Muted launch for Leyland Comet

Projected sales of Leyland Trucks’ new Comet range of vehicles, launched this week, have been hit by the continued strength of sterling. Launch of the Comet destined for developing world markets was also delayed partly because of unsold stocks of the outgoing model. Sales and marketing director Stuart Heys said that sales of 300 400 […]

Projected sales of Leyland Trucks’ new Comet range of vehicles, launched this week, have been hit by the continued strength of sterling.

Launch of the Comet destined for developing world markets was also delayed partly because of unsold stocks of the outgoing model.

Sales and marketing director Stuart Heys said that sales of 300 400 new Comets were expected in the coming year with sterling at current levels, compared with 500 ‘in a good year’.

This level is profitable because Comet production is integrated on the same assembly line as Leyland’s other vehicles.

Key markets are sub-Saharan Africa, and direct sales to UK construction companies for use overseas.

Leyland is recruiting engineers for its design department and expects to meet its target of 200,000 vehicles annually by 2005 by expanding all its sales activities: European trucks, military vehicles, international sales, parts, and contract assembly for Isuzu.

Production has risen from 6,000 to 100,000 vehicles a year since the £190m turnover company was formed five years ago in a management buyout after the collapse of Leyland Daf.

The Comet range includes trucks from 12 24 tonnes capacity, with 4×2, 4×4 and 6×4 configurations. Improvements include more powerful Cummins engines and better driveline components.

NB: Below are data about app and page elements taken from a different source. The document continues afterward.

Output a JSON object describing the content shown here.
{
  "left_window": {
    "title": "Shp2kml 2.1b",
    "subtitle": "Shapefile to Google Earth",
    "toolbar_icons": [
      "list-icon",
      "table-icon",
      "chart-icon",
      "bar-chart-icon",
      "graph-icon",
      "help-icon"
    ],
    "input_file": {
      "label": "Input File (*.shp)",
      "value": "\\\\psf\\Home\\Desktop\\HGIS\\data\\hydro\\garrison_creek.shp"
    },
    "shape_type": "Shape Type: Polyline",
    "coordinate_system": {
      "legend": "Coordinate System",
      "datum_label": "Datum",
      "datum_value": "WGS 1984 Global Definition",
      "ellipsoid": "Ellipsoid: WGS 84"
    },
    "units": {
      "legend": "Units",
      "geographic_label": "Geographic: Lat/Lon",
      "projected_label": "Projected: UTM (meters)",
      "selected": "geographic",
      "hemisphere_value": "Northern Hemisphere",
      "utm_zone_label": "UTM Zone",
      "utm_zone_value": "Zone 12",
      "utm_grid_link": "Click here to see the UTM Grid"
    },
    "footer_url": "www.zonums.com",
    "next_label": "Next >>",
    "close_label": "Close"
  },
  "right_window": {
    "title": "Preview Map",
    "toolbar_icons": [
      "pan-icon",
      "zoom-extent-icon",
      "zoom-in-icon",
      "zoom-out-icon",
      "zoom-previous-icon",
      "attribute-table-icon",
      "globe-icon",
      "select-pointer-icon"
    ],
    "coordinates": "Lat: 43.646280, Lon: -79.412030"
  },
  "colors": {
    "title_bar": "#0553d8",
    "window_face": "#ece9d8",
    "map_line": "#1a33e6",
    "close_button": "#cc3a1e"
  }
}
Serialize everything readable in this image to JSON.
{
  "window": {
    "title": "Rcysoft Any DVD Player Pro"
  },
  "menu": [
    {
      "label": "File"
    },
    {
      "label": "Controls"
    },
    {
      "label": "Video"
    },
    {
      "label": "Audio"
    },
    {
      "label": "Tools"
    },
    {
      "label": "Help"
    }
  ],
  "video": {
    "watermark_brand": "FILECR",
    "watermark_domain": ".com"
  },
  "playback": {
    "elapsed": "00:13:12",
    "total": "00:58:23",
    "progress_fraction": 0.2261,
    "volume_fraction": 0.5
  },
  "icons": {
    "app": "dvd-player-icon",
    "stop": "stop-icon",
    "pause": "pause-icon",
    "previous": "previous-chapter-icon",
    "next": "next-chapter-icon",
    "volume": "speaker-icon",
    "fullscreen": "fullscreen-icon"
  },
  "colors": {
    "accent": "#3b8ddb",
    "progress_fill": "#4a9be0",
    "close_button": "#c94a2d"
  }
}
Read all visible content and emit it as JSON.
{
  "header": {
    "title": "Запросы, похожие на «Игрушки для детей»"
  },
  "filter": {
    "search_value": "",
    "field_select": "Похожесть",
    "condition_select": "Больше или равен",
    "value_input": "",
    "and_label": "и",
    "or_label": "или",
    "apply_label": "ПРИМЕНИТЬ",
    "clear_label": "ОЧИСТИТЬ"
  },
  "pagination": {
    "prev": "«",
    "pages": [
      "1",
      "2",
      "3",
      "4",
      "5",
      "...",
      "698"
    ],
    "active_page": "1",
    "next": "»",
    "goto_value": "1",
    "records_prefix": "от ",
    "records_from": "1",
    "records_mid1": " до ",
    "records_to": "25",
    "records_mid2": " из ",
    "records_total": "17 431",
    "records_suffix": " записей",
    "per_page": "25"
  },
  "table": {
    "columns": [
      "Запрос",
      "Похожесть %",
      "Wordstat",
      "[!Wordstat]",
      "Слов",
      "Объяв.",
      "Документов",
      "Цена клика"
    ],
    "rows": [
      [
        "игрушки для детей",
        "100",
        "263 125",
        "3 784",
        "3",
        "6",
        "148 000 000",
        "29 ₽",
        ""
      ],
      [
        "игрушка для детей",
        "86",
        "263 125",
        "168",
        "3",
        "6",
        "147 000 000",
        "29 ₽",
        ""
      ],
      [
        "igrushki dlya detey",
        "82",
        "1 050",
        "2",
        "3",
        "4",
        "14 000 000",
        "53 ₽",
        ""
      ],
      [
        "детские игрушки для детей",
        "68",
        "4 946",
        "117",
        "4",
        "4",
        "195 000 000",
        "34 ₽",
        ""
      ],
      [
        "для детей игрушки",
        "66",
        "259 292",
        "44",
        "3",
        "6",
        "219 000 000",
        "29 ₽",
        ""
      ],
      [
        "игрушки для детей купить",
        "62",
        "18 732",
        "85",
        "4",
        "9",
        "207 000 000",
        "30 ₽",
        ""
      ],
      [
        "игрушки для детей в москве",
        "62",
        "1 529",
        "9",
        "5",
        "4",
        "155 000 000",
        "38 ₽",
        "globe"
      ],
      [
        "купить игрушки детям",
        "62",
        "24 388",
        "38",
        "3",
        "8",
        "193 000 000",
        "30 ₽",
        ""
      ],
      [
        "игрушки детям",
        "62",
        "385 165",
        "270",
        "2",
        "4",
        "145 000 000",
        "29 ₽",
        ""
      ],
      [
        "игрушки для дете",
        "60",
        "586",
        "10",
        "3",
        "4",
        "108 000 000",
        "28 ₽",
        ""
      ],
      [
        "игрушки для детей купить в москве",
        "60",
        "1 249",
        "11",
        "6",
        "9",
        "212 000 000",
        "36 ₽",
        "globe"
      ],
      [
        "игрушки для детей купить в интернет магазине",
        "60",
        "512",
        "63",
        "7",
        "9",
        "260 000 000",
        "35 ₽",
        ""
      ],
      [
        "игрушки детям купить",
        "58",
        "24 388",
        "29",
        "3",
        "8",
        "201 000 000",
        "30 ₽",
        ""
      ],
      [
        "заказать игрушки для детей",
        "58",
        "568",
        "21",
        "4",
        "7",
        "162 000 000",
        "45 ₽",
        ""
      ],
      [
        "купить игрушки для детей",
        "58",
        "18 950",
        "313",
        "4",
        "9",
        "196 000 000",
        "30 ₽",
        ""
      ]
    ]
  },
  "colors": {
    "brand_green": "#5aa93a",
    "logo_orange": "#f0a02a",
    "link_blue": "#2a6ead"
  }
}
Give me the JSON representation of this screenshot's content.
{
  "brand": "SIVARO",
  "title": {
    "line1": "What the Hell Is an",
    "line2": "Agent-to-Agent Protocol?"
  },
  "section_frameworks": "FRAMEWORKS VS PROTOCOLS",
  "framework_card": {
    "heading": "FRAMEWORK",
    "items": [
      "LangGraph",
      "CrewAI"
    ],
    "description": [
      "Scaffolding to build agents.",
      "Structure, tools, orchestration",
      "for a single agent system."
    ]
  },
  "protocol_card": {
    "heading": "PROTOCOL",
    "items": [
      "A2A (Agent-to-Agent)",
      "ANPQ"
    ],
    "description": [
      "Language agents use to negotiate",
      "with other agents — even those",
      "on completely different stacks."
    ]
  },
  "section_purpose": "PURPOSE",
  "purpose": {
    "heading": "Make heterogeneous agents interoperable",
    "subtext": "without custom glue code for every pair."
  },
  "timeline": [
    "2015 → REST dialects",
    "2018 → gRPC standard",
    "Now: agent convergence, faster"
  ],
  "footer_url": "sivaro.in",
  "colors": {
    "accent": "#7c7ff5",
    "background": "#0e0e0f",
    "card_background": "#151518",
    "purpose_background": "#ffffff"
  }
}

Leyland does not expect to increase its assembly workforce but is looking to expand its 100-strong design team by about 15.

‘We are looking for a mixture of graduates and engineers with experience in vehicle dynamics, 3D CAD and electronic systems,’ said product development director Keith Howard.